We love to listen to a brilliant narrator tell his or her story. The protagonist’s character in a novel or short story determines the voice of the story, whichever point-of-view (1st, 2nd, 3rd) one chooses. This workshop focuses on the oral and aural elements of narration. Always, we assume without question the importance of the mouth and ear in first-person tales – as in the classics Huckleberry Finn and Jane Eyre. But other points of view yield intriguing opportunities for the development of character through narrative voice. We will focus on syntax, rhythm, tone and diction as they flesh out the protagonist’s character through the narrator’s written and spoken voice. Using audio, we will explore some expert character-narration in John Cheever’s “The Swimmer”; Jamaica Kincaid’s “Girl”; Cynthia Ozick’s “Rosa”; Raymond Carver’s “Cathedral”; and James Joyce’s “Araby,” among others. With long and short exercises, we will try to match the character of our protagonist with an apt narrative voice, choosing different points-of-view until we find the right one. All levels. Actors welcome!
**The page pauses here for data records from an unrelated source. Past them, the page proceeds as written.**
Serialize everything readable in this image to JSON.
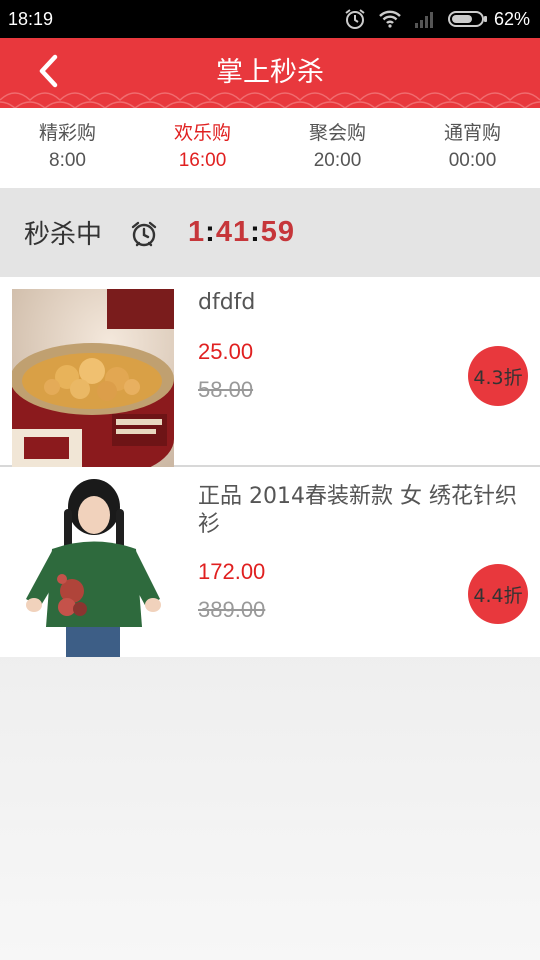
{
  "status_bar": {
    "time": "18:19",
    "battery": "62%",
    "icons": [
      "alarm-icon",
      "wifi-icon",
      "signal-icon",
      "battery-icon"
    ]
  },
  "header": {
    "title": "掌上秒杀",
    "back_icon": "chevron-left-icon",
    "accent_color": "#e8383d"
  },
  "tabs": [
    {
      "name": "精彩购",
      "time": "8:00",
      "active": false
    },
    {
      "name": "欢乐购",
      "time": "16:00",
      "active": true
    },
    {
      "name": "聚会购",
      "time": "20:00",
      "active": false
    },
    {
      "name": "通宵购",
      "time": "00:00",
      "active": false
    }
  ],
  "countdown": {
    "label": "秒杀中",
    "icon": "alarm-clock-icon",
    "hours": "1",
    "minutes": "41",
    "seconds": "59",
    "separator": ":"
  },
  "items": [
    {
      "title": "dfdfd",
      "price": "25.00",
      "original_price": "58.00",
      "discount": "4.3折",
      "image": "canned-sea-urchin-image"
    },
    {
      "title": "正品 2014春装新款 女 绣花针织衫",
      "price": "172.00",
      "original_price": "389.00",
      "discount": "4.4折",
      "image": "green-knit-cardigan-image"
    }
  ]
}
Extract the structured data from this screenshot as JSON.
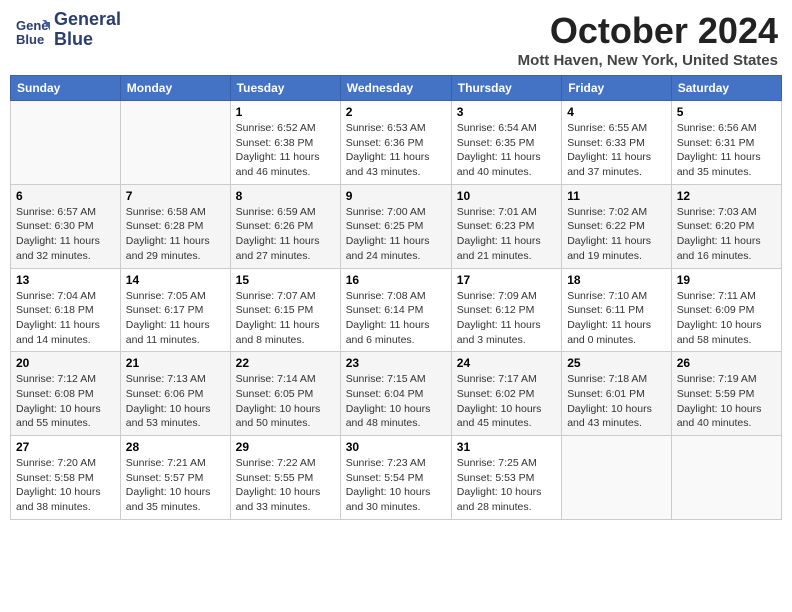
{
  "header": {
    "logo_line1": "General",
    "logo_line2": "Blue",
    "month": "October 2024",
    "location": "Mott Haven, New York, United States"
  },
  "days_of_week": [
    "Sunday",
    "Monday",
    "Tuesday",
    "Wednesday",
    "Thursday",
    "Friday",
    "Saturday"
  ],
  "weeks": [
    [
      {
        "day": "",
        "sunrise": "",
        "sunset": "",
        "daylight": ""
      },
      {
        "day": "",
        "sunrise": "",
        "sunset": "",
        "daylight": ""
      },
      {
        "day": "1",
        "sunrise": "Sunrise: 6:52 AM",
        "sunset": "Sunset: 6:38 PM",
        "daylight": "Daylight: 11 hours and 46 minutes."
      },
      {
        "day": "2",
        "sunrise": "Sunrise: 6:53 AM",
        "sunset": "Sunset: 6:36 PM",
        "daylight": "Daylight: 11 hours and 43 minutes."
      },
      {
        "day": "3",
        "sunrise": "Sunrise: 6:54 AM",
        "sunset": "Sunset: 6:35 PM",
        "daylight": "Daylight: 11 hours and 40 minutes."
      },
      {
        "day": "4",
        "sunrise": "Sunrise: 6:55 AM",
        "sunset": "Sunset: 6:33 PM",
        "daylight": "Daylight: 11 hours and 37 minutes."
      },
      {
        "day": "5",
        "sunrise": "Sunrise: 6:56 AM",
        "sunset": "Sunset: 6:31 PM",
        "daylight": "Daylight: 11 hours and 35 minutes."
      }
    ],
    [
      {
        "day": "6",
        "sunrise": "Sunrise: 6:57 AM",
        "sunset": "Sunset: 6:30 PM",
        "daylight": "Daylight: 11 hours and 32 minutes."
      },
      {
        "day": "7",
        "sunrise": "Sunrise: 6:58 AM",
        "sunset": "Sunset: 6:28 PM",
        "daylight": "Daylight: 11 hours and 29 minutes."
      },
      {
        "day": "8",
        "sunrise": "Sunrise: 6:59 AM",
        "sunset": "Sunset: 6:26 PM",
        "daylight": "Daylight: 11 hours and 27 minutes."
      },
      {
        "day": "9",
        "sunrise": "Sunrise: 7:00 AM",
        "sunset": "Sunset: 6:25 PM",
        "daylight": "Daylight: 11 hours and 24 minutes."
      },
      {
        "day": "10",
        "sunrise": "Sunrise: 7:01 AM",
        "sunset": "Sunset: 6:23 PM",
        "daylight": "Daylight: 11 hours and 21 minutes."
      },
      {
        "day": "11",
        "sunrise": "Sunrise: 7:02 AM",
        "sunset": "Sunset: 6:22 PM",
        "daylight": "Daylight: 11 hours and 19 minutes."
      },
      {
        "day": "12",
        "sunrise": "Sunrise: 7:03 AM",
        "sunset": "Sunset: 6:20 PM",
        "daylight": "Daylight: 11 hours and 16 minutes."
      }
    ],
    [
      {
        "day": "13",
        "sunrise": "Sunrise: 7:04 AM",
        "sunset": "Sunset: 6:18 PM",
        "daylight": "Daylight: 11 hours and 14 minutes."
      },
      {
        "day": "14",
        "sunrise": "Sunrise: 7:05 AM",
        "sunset": "Sunset: 6:17 PM",
        "daylight": "Daylight: 11 hours and 11 minutes."
      },
      {
        "day": "15",
        "sunrise": "Sunrise: 7:07 AM",
        "sunset": "Sunset: 6:15 PM",
        "daylight": "Daylight: 11 hours and 8 minutes."
      },
      {
        "day": "16",
        "sunrise": "Sunrise: 7:08 AM",
        "sunset": "Sunset: 6:14 PM",
        "daylight": "Daylight: 11 hours and 6 minutes."
      },
      {
        "day": "17",
        "sunrise": "Sunrise: 7:09 AM",
        "sunset": "Sunset: 6:12 PM",
        "daylight": "Daylight: 11 hours and 3 minutes."
      },
      {
        "day": "18",
        "sunrise": "Sunrise: 7:10 AM",
        "sunset": "Sunset: 6:11 PM",
        "daylight": "Daylight: 11 hours and 0 minutes."
      },
      {
        "day": "19",
        "sunrise": "Sunrise: 7:11 AM",
        "sunset": "Sunset: 6:09 PM",
        "daylight": "Daylight: 10 hours and 58 minutes."
      }
    ],
    [
      {
        "day": "20",
        "sunrise": "Sunrise: 7:12 AM",
        "sunset": "Sunset: 6:08 PM",
        "daylight": "Daylight: 10 hours and 55 minutes."
      },
      {
        "day": "21",
        "sunrise": "Sunrise: 7:13 AM",
        "sunset": "Sunset: 6:06 PM",
        "daylight": "Daylight: 10 hours and 53 minutes."
      },
      {
        "day": "22",
        "sunrise": "Sunrise: 7:14 AM",
        "sunset": "Sunset: 6:05 PM",
        "daylight": "Daylight: 10 hours and 50 minutes."
      },
      {
        "day": "23",
        "sunrise": "Sunrise: 7:15 AM",
        "sunset": "Sunset: 6:04 PM",
        "daylight": "Daylight: 10 hours and 48 minutes."
      },
      {
        "day": "24",
        "sunrise": "Sunrise: 7:17 AM",
        "sunset": "Sunset: 6:02 PM",
        "daylight": "Daylight: 10 hours and 45 minutes."
      },
      {
        "day": "25",
        "sunrise": "Sunrise: 7:18 AM",
        "sunset": "Sunset: 6:01 PM",
        "daylight": "Daylight: 10 hours and 43 minutes."
      },
      {
        "day": "26",
        "sunrise": "Sunrise: 7:19 AM",
        "sunset": "Sunset: 5:59 PM",
        "daylight": "Daylight: 10 hours and 40 minutes."
      }
    ],
    [
      {
        "day": "27",
        "sunrise": "Sunrise: 7:20 AM",
        "sunset": "Sunset: 5:58 PM",
        "daylight": "Daylight: 10 hours and 38 minutes."
      },
      {
        "day": "28",
        "sunrise": "Sunrise: 7:21 AM",
        "sunset": "Sunset: 5:57 PM",
        "daylight": "Daylight: 10 hours and 35 minutes."
      },
      {
        "day": "29",
        "sunrise": "Sunrise: 7:22 AM",
        "sunset": "Sunset: 5:55 PM",
        "daylight": "Daylight: 10 hours and 33 minutes."
      },
      {
        "day": "30",
        "sunrise": "Sunrise: 7:23 AM",
        "sunset": "Sunset: 5:54 PM",
        "daylight": "Daylight: 10 hours and 30 minutes."
      },
      {
        "day": "31",
        "sunrise": "Sunrise: 7:25 AM",
        "sunset": "Sunset: 5:53 PM",
        "daylight": "Daylight: 10 hours and 28 minutes."
      },
      {
        "day": "",
        "sunrise": "",
        "sunset": "",
        "daylight": ""
      },
      {
        "day": "",
        "sunrise": "",
        "sunset": "",
        "daylight": ""
      }
    ]
  ]
}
Annie Dawid won the 2012 Flash Fiction Award from A Room of One’s Own (AROHO) foundation. She is a former professor of English and Director of Creative Writing at Lewis & Clark College (1990-2006) now living in Southern Colorado’s Wet Mountain Valley. Her last book, And Darkness Was Under His Feet: Stories of a Family (2009), won the Litchfield Review Award for Short Fiction. Previous works include Lily in the Desert: Stories (Carnegie-Mellon University Press, 2001) and York Ferry: A Novel (Cane Hill Press, 1993). Her story of September 11th, “The Closer You Were, the Less You Knew,” won second prize in Glimmer Train Magazine’s Fiction Open in 2006. In 2007, she opened BloomsburyWest, a retreat for writers and artists in Silver Cliff, Colorado (www.bloomsburywest.com)